== THE TASK ==
Look through the listing below and report every line that contains "screenshot".

== INFORMATION GIVEN ==
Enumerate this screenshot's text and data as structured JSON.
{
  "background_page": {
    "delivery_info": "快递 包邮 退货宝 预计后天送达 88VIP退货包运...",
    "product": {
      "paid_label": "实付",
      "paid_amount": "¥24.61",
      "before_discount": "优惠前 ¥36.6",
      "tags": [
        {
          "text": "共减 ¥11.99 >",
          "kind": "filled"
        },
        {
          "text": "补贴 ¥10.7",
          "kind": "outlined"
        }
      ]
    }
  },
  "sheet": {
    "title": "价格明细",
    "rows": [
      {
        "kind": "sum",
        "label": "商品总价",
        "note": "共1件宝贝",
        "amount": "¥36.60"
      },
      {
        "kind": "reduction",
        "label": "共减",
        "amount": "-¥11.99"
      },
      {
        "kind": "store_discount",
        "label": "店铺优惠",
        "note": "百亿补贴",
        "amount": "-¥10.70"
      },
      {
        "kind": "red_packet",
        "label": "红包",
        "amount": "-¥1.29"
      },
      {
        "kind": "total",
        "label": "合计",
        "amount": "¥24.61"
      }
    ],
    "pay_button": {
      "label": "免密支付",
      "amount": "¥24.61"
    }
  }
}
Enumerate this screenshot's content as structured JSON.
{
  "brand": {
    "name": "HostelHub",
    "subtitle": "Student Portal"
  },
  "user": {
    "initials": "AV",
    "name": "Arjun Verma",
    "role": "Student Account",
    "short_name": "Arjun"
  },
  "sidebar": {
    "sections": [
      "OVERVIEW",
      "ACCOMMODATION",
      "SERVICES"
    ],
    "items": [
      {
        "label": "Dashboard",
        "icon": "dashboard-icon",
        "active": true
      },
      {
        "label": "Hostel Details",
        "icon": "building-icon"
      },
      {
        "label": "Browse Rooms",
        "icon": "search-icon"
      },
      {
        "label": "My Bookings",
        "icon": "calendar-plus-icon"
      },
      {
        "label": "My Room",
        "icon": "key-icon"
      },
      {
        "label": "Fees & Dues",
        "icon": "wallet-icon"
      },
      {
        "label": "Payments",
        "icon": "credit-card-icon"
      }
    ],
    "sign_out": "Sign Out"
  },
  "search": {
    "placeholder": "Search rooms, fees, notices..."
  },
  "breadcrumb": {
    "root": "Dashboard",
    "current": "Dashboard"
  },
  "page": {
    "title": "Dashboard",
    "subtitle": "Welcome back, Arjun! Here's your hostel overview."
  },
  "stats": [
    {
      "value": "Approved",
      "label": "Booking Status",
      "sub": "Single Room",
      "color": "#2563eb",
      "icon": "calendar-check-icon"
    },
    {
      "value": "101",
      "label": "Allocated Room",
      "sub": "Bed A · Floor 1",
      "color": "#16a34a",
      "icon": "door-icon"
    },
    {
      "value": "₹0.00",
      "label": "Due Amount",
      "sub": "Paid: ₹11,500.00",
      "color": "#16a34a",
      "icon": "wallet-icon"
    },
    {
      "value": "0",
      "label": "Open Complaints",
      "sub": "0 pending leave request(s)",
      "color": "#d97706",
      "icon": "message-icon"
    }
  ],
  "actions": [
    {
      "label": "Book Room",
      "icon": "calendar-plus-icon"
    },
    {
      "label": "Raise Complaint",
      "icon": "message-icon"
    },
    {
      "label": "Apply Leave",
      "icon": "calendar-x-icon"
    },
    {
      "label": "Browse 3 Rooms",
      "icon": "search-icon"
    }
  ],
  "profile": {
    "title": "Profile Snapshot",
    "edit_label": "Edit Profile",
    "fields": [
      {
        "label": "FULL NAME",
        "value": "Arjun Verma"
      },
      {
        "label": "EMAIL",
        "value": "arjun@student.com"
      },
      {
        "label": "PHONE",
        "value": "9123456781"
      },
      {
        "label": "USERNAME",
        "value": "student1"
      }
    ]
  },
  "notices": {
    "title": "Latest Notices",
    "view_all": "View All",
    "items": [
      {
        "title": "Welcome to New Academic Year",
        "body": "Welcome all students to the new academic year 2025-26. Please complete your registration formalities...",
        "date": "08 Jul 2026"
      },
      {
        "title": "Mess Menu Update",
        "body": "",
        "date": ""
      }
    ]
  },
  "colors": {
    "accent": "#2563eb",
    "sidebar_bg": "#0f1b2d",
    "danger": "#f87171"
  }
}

== ANSWER FOR THIS EXERCISE ==
Enumerate this screenshot's text and data as structured JSON.
Enumerate this screenshot's content as structured JSON.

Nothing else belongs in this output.